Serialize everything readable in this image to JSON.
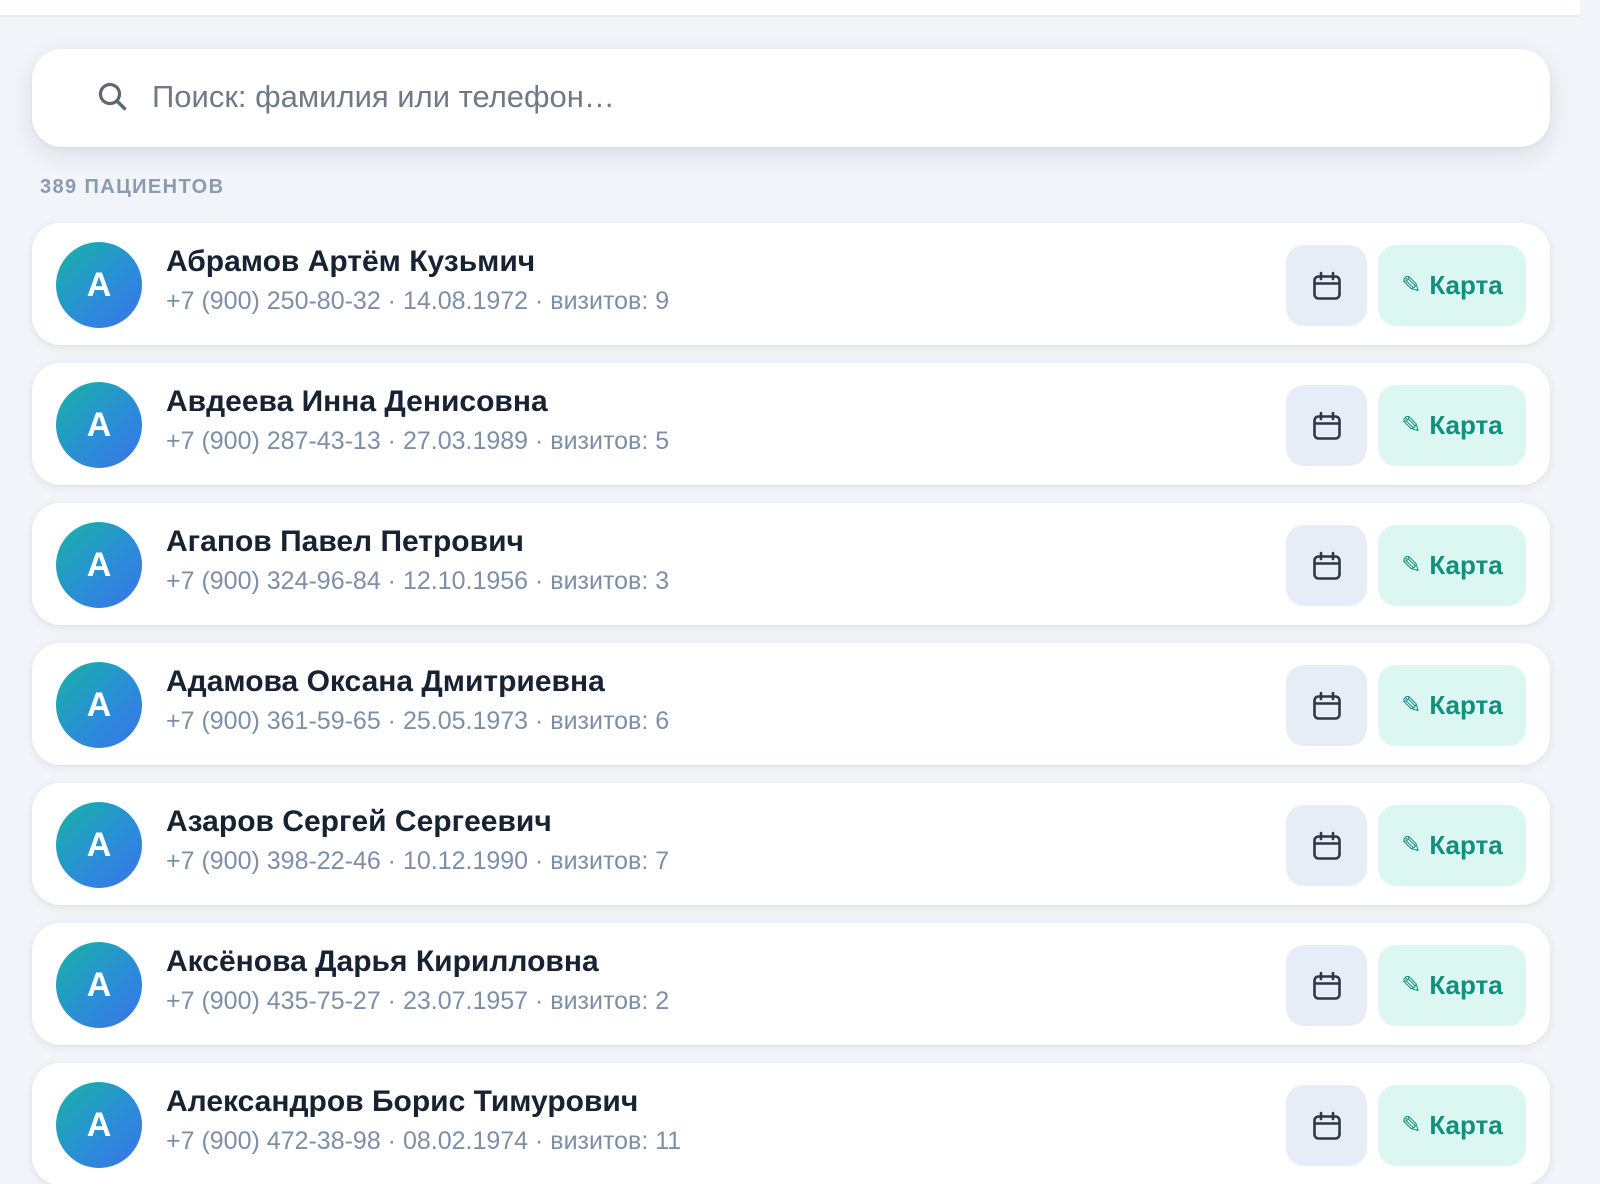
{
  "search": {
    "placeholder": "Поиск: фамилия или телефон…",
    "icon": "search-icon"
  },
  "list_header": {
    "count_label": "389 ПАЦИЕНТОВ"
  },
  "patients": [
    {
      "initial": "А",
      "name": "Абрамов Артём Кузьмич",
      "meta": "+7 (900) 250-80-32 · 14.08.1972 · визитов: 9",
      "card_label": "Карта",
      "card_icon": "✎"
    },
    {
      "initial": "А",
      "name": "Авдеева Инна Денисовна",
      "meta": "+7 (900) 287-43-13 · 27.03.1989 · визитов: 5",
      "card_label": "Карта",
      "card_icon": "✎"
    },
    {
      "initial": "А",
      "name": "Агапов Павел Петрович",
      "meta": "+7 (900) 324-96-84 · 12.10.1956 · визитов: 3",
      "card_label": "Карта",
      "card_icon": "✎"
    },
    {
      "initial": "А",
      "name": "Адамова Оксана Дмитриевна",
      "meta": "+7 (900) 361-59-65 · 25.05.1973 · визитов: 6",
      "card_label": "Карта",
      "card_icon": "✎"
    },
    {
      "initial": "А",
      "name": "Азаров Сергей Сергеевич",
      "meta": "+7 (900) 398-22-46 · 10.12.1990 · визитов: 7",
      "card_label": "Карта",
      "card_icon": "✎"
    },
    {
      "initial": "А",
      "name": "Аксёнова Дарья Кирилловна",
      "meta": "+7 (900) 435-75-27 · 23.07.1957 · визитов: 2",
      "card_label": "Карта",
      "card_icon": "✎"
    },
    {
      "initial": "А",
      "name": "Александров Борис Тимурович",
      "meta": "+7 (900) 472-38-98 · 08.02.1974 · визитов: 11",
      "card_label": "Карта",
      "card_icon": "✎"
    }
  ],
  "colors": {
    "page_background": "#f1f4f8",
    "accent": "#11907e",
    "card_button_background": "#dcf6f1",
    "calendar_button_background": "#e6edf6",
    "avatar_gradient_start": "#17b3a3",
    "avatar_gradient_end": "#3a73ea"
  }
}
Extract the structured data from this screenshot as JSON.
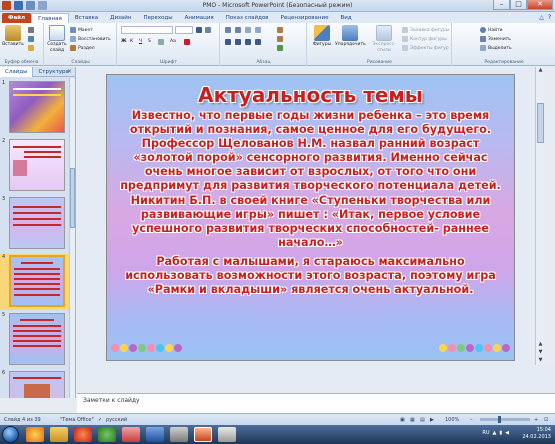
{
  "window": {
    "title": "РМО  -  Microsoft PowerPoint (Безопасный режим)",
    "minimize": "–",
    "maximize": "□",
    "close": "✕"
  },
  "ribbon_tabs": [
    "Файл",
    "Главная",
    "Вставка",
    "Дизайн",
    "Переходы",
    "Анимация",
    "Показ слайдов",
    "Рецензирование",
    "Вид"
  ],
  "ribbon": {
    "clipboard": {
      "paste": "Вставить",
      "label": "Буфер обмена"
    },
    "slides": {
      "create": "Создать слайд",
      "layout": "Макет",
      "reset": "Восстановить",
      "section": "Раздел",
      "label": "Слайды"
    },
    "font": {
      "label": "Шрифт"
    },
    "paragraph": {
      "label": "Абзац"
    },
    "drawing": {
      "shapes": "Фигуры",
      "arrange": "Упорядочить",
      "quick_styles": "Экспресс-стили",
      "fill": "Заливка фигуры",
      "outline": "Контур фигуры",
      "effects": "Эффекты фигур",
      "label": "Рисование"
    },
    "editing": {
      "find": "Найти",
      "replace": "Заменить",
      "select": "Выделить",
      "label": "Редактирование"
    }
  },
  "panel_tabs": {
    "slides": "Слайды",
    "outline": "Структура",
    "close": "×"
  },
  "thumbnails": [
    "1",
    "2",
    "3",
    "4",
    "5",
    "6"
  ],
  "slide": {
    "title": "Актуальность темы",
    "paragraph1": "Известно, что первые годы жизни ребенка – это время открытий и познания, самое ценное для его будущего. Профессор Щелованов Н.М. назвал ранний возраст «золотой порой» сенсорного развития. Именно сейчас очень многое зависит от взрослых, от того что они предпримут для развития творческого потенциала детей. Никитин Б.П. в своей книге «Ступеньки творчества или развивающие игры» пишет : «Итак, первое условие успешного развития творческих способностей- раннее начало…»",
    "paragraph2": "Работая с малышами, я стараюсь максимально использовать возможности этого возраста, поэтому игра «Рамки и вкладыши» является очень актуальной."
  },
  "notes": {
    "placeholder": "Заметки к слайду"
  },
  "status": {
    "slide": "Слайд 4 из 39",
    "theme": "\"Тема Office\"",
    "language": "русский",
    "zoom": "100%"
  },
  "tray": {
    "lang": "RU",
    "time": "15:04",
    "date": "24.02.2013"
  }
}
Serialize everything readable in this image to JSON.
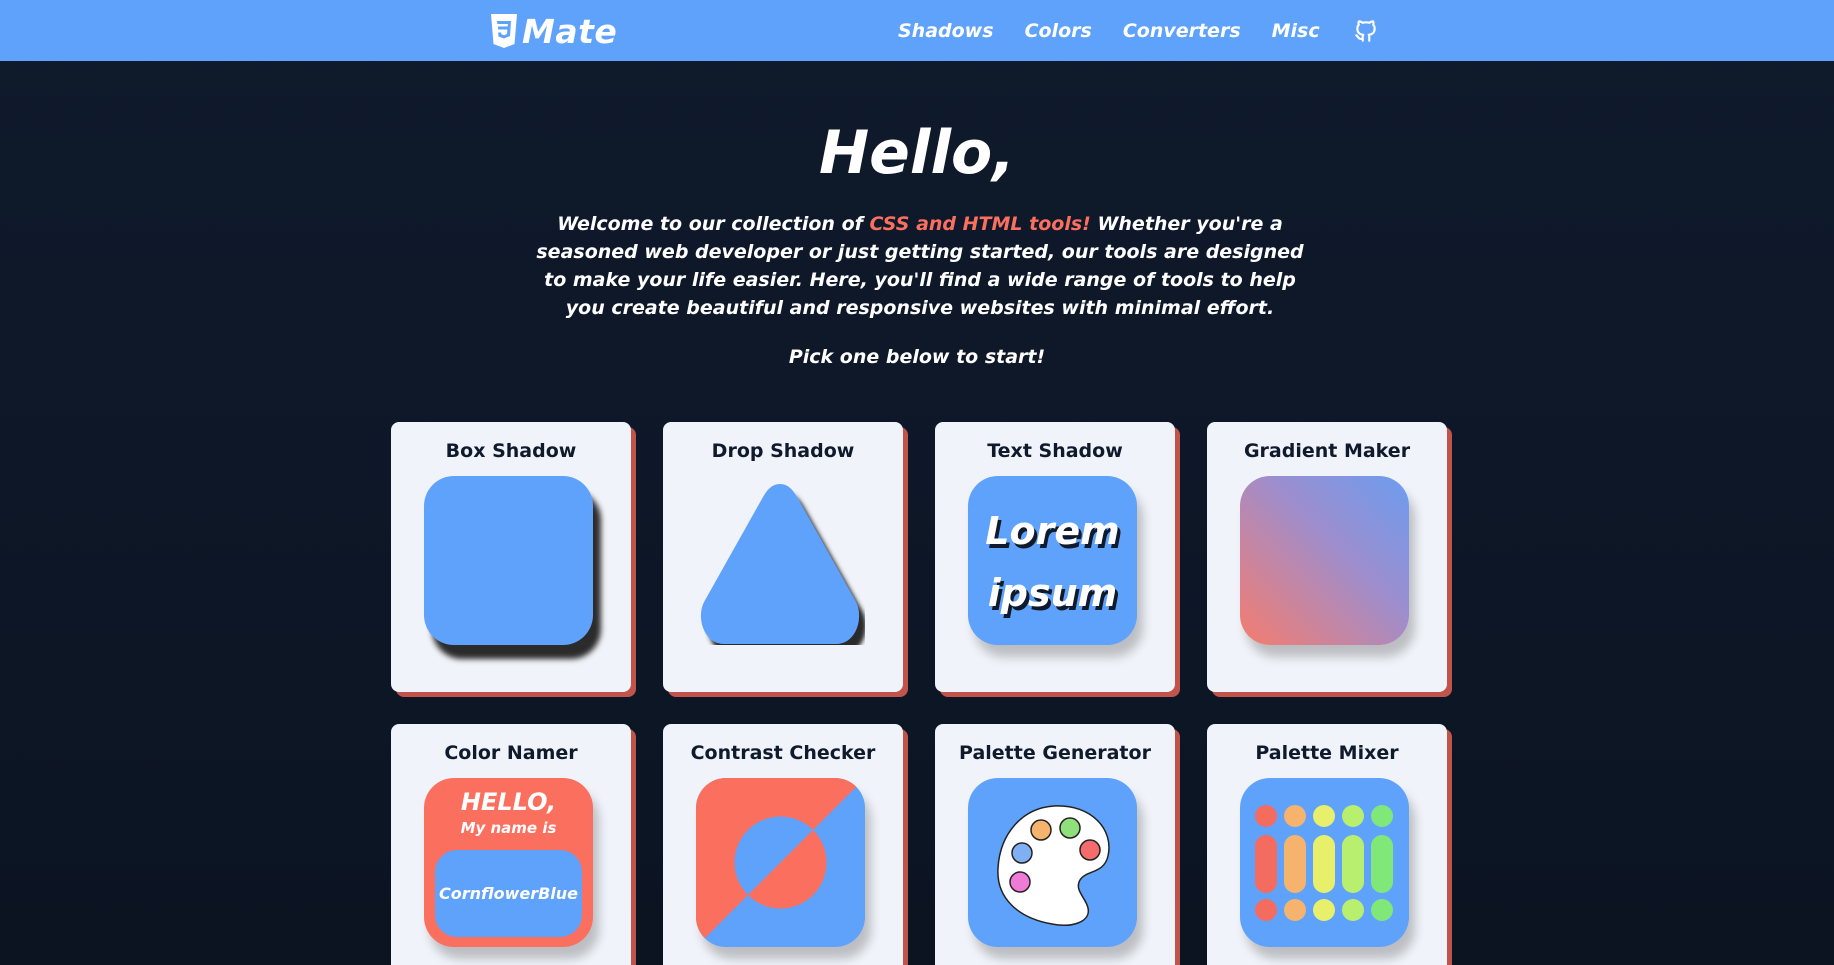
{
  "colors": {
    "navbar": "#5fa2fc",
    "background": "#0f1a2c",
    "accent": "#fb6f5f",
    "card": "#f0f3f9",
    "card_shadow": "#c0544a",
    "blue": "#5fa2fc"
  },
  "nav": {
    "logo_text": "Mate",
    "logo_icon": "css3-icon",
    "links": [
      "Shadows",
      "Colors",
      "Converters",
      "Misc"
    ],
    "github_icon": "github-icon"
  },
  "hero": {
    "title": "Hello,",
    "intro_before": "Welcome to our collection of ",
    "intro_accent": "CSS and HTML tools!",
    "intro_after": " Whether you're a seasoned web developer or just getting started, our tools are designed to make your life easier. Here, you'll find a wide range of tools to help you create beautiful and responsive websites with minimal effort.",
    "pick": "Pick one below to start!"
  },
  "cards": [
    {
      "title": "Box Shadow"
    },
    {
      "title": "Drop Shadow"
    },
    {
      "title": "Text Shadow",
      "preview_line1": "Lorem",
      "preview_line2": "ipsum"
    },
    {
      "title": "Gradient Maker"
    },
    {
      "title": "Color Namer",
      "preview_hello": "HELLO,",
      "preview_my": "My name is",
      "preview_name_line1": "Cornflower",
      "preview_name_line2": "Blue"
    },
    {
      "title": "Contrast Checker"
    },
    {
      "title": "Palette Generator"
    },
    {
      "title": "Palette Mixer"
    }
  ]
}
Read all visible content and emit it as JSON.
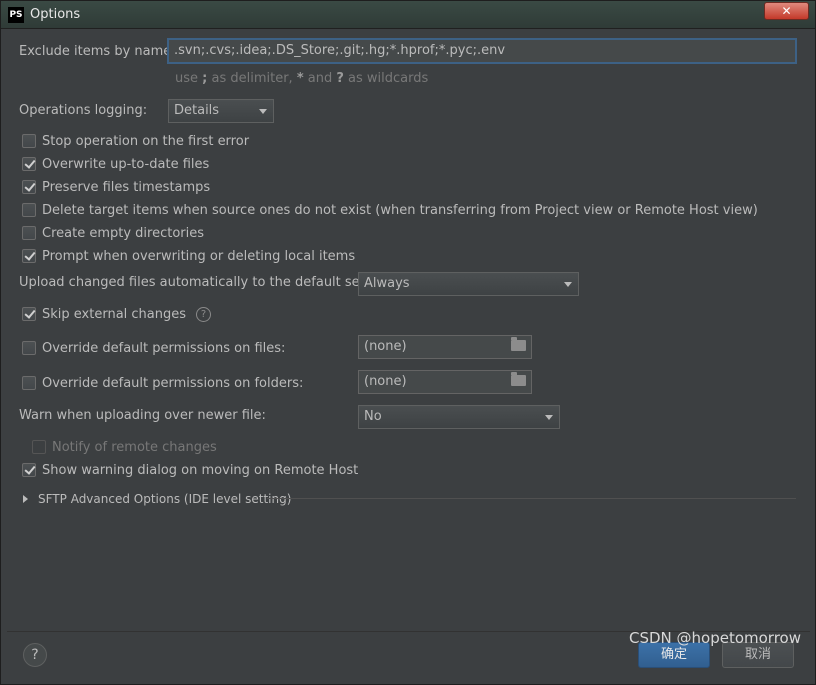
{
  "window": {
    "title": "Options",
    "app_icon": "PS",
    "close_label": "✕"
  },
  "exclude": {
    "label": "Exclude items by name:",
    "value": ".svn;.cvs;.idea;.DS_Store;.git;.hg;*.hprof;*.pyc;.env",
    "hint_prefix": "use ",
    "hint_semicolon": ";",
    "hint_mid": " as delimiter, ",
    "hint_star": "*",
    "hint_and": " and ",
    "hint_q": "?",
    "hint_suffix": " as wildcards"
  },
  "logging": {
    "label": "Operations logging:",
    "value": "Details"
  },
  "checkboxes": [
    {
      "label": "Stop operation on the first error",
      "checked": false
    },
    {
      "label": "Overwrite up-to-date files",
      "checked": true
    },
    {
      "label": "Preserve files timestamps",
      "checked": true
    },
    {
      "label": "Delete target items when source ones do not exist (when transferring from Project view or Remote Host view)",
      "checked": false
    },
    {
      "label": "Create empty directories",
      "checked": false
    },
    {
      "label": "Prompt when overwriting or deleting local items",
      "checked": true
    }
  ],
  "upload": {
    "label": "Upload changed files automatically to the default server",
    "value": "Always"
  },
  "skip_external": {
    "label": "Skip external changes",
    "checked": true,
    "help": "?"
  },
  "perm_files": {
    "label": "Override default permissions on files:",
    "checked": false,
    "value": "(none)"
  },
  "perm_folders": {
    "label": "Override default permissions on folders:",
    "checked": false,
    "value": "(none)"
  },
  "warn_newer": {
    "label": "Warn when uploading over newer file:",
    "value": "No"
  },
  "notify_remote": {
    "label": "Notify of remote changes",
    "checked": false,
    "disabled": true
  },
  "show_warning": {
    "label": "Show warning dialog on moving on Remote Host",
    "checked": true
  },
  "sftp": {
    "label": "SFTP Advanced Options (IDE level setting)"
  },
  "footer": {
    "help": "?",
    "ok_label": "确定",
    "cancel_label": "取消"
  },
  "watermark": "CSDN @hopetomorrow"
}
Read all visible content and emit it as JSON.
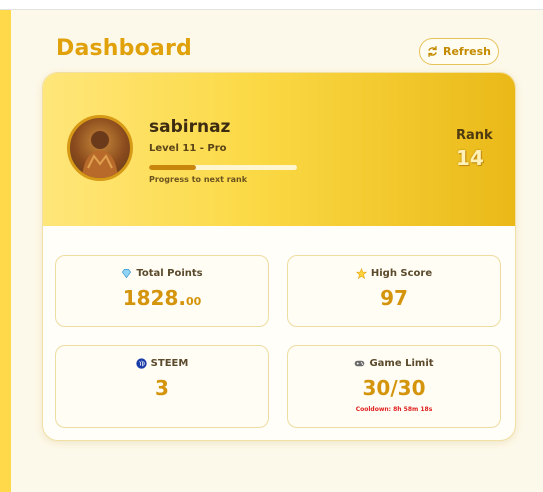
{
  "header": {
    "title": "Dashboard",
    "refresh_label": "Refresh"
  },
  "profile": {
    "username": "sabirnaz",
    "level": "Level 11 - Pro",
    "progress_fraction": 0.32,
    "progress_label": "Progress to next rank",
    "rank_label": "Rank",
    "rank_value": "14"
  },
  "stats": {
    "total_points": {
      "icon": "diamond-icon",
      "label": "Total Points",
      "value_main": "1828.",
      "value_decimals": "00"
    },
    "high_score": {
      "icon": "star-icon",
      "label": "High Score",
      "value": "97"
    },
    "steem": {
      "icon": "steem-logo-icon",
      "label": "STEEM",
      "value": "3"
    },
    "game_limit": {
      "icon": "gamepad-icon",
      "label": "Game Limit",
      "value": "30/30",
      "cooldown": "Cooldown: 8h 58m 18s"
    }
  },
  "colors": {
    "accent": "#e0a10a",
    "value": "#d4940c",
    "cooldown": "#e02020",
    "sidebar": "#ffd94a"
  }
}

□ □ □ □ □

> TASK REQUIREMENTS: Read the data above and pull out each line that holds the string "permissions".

> ANSWER TO THE EXERCISE:
    "label": "Override default permissions on files:",
    "label": "Override default permissions on folders:",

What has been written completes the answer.